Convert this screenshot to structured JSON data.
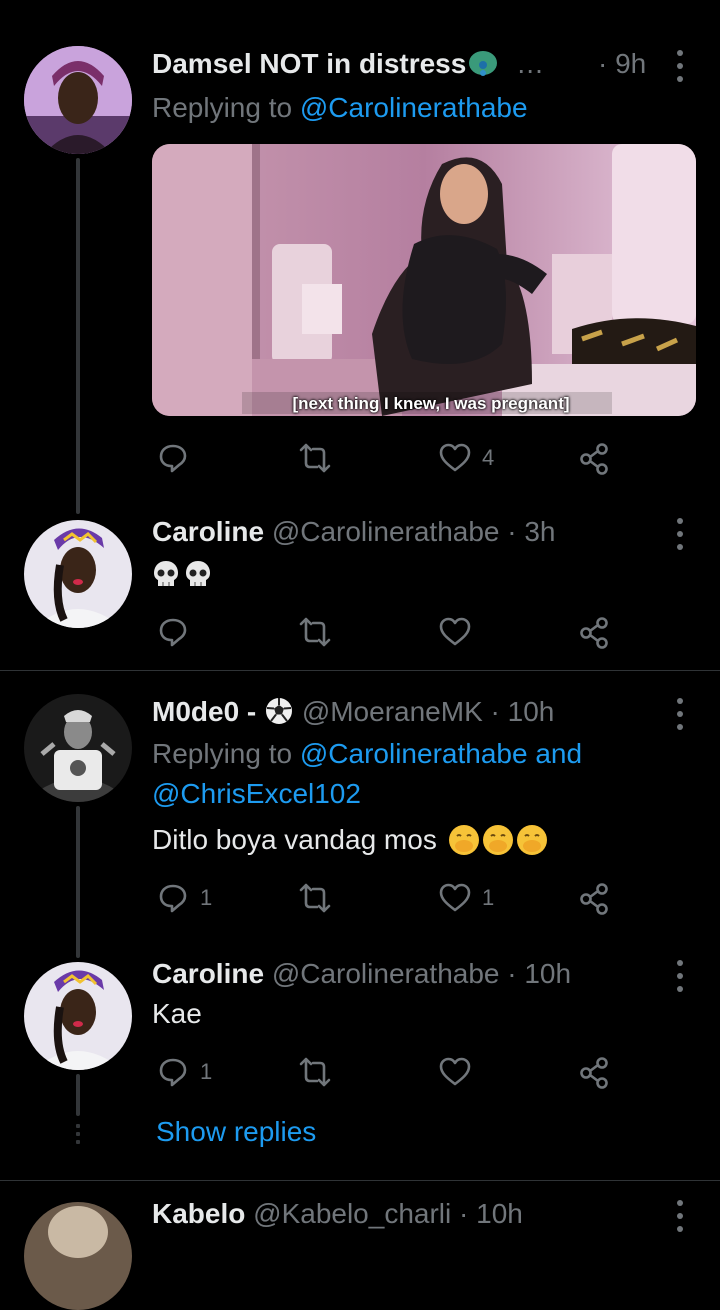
{
  "colors": {
    "background": "#000000",
    "text": "#e7e9ea",
    "muted": "#71767b",
    "link": "#1d9bf0"
  },
  "tweets": [
    {
      "name": "Damsel NOT in distress",
      "name_suffix": "…",
      "time": "· 9h",
      "replying_prefix": "Replying to",
      "replying_to": "@Carolinerathabe",
      "media_caption": "[next thing I knew, I was pregnant]",
      "actions": {
        "reply": "",
        "retweet": "",
        "like": "4"
      }
    },
    {
      "name": "Caroline",
      "handle": "@Carolinerathabe · 3h",
      "text_icons": [
        "skull-emoji",
        "skull-emoji"
      ],
      "actions": {
        "reply": "",
        "retweet": "",
        "like": ""
      }
    },
    {
      "name": "M0de0 -",
      "handle": "@MoeraneMK · 10h",
      "replying_prefix": "Replying to",
      "replying_to": "@Carolinerathabe and @ChrisExcel102",
      "text": "Ditlo boya vandag mos",
      "actions": {
        "reply": "1",
        "retweet": "",
        "like": "1"
      }
    },
    {
      "name": "Caroline",
      "handle": "@Carolinerathabe · 10h",
      "text": "Kae",
      "actions": {
        "reply": "1",
        "retweet": "",
        "like": ""
      },
      "show_replies": "Show replies"
    },
    {
      "name": "Kabelo",
      "handle": "@Kabelo_charli · 10h"
    }
  ]
}
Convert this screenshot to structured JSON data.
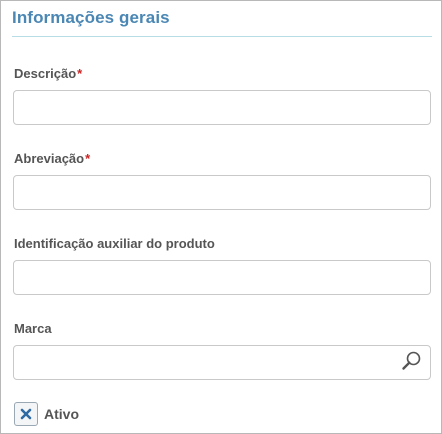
{
  "section": {
    "title": "Informações gerais"
  },
  "fields": {
    "descricao": {
      "label": "Descrição",
      "required_mark": "*",
      "value": ""
    },
    "abreviacao": {
      "label": "Abreviação",
      "required_mark": "*",
      "value": ""
    },
    "identificacao": {
      "label": "Identificação auxiliar do produto",
      "value": ""
    },
    "marca": {
      "label": "Marca",
      "value": "",
      "search_icon": "search-icon"
    }
  },
  "ativo": {
    "label": "Ativo",
    "checked": true,
    "icon": "x-check-icon"
  },
  "colors": {
    "title": "#4a87b4",
    "title_rule": "#b9dde6",
    "required": "#cc2222",
    "label": "#555555",
    "checkbox_mark": "#2f6aa3"
  }
}
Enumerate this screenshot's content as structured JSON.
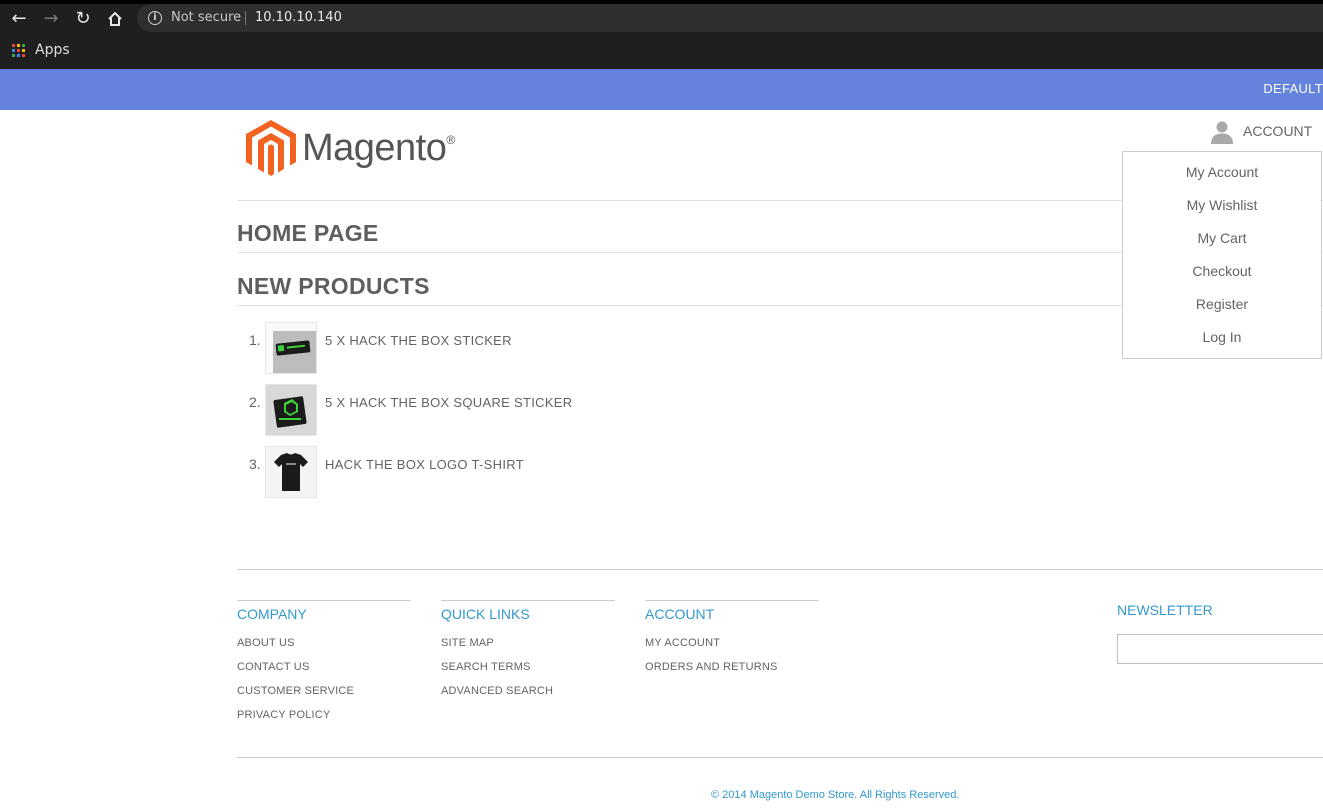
{
  "browser": {
    "security_label": "Not secure",
    "url": "10.10.10.140",
    "bookmarks": {
      "apps_label": "Apps"
    }
  },
  "header": {
    "store_language": "DEFAULT",
    "logo_text": "Magento",
    "logo_reg": "®",
    "account_label": "ACCOUNT"
  },
  "account_menu": [
    "My Account",
    "My Wishlist",
    "My Cart",
    "Checkout",
    "Register",
    "Log In"
  ],
  "main": {
    "page_title": "HOME PAGE",
    "section_title": "NEW PRODUCTS",
    "products": [
      {
        "index": "1.",
        "name": "5 X HACK THE BOX STICKER"
      },
      {
        "index": "2.",
        "name": "5 X HACK THE BOX SQUARE STICKER"
      },
      {
        "index": "3.",
        "name": "HACK THE BOX LOGO T-SHIRT"
      }
    ]
  },
  "footer": {
    "columns": [
      {
        "title": "COMPANY",
        "links": [
          "ABOUT US",
          "CONTACT US",
          "CUSTOMER SERVICE",
          "PRIVACY POLICY"
        ]
      },
      {
        "title": "QUICK LINKS",
        "links": [
          "SITE MAP",
          "SEARCH TERMS",
          "ADVANCED SEARCH"
        ]
      },
      {
        "title": "ACCOUNT",
        "links": [
          "MY ACCOUNT",
          "ORDERS AND RETURNS"
        ]
      }
    ],
    "newsletter_title": "NEWSLETTER",
    "copyright": "© 2014 Magento Demo Store. All Rights Reserved."
  },
  "colors": {
    "top_bar": "#6483dd",
    "link_blue": "#3399cc",
    "logo_orange": "#f26322",
    "text_gray": "#636363"
  }
}
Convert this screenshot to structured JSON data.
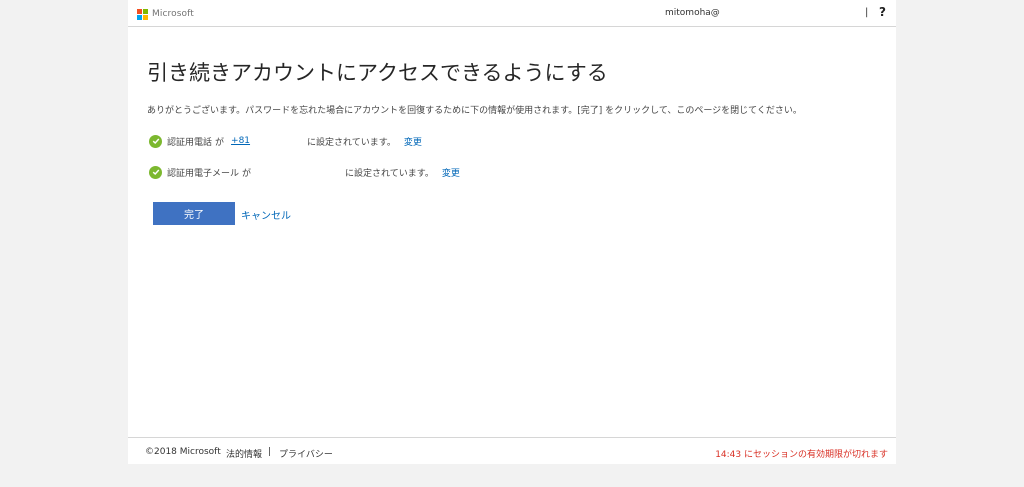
{
  "header": {
    "brand": "Microsoft",
    "user": "mitomoha@",
    "separator": "|",
    "help": "?"
  },
  "main": {
    "title": "引き続きアカウントにアクセスできるようにする",
    "description": "ありがとうございます。パスワードを忘れた場合にアカウントを回復するために下の情報が使用されます。[完了] をクリックして、このページを閉じてください。",
    "phone_row": {
      "label": "認証用電話",
      "particle": "が",
      "value": "+81",
      "status": "に設定されています。",
      "change": "変更"
    },
    "email_row": {
      "label": "認証用電子メール",
      "particle": "が",
      "status": "に設定されています。",
      "change": "変更"
    },
    "done_label": "完了",
    "cancel_label": "キャンセル"
  },
  "footer": {
    "copyright": "©2018 Microsoft",
    "legal": "法的情報",
    "separator": "|",
    "privacy": "プライバシー",
    "session": "14:43 にセッションの有効期限が切れます"
  },
  "colors": {
    "accent": "#3f72c2",
    "link": "#0067b8",
    "check": "#7cb82f",
    "warning": "#d93025",
    "logo": [
      "#f25022",
      "#7fba00",
      "#00a4ef",
      "#ffb900"
    ]
  },
  "icons": [
    "microsoft-logo",
    "check-circle-icon",
    "help-icon"
  ]
}
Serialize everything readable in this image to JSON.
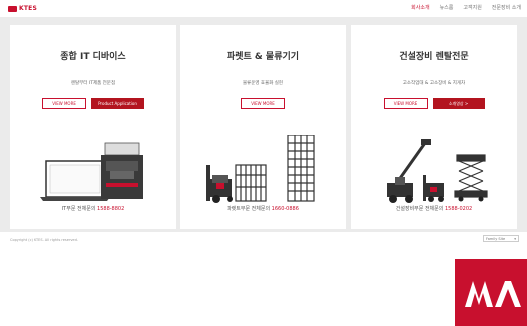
{
  "header": {
    "logo_text": "KTES",
    "nav": [
      "회사소개",
      "뉴스룸",
      "고객지원",
      "전문장비 소개"
    ]
  },
  "cards": [
    {
      "title": "종합 IT 디바이스",
      "subtitle": "렌탈부터 IT제품 전문점",
      "buttons": [
        "VIEW MORE",
        "Product Application"
      ],
      "tel_label": "IT부문 전체문의",
      "tel_number": "1588-8802"
    },
    {
      "title": "파렛트 & 물류기기",
      "subtitle": "물류운영 효율화 실현",
      "buttons": [
        "VIEW MORE"
      ],
      "tel_label": "파렛트부문 전체문의",
      "tel_number": "1660-0886"
    },
    {
      "title": "건설장비 렌탈전문",
      "subtitle": "고소작업대 & 고소장비 & 지게차",
      "buttons": [
        "VIEW MORE",
        "소개영상 >"
      ],
      "tel_label": "건설장비부문 전체문의",
      "tel_number": "1588-0202"
    }
  ],
  "footer": {
    "copyright": "Copyright (c) KTES. All rights reserved.",
    "select_value": "Family Site"
  },
  "colors": {
    "accent": "#c8102e",
    "button_fill": "#b3141f",
    "panel_bg": "#ebebeb"
  }
}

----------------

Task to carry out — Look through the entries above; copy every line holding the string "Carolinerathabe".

Finished exercise —
      "replying_to": "@Carolinerathabe",
      "handle": "@Carolinerathabe · 3h",
      "replying_to": "@Carolinerathabe and @ChrisExcel102",
      "handle": "@Carolinerathabe · 10h",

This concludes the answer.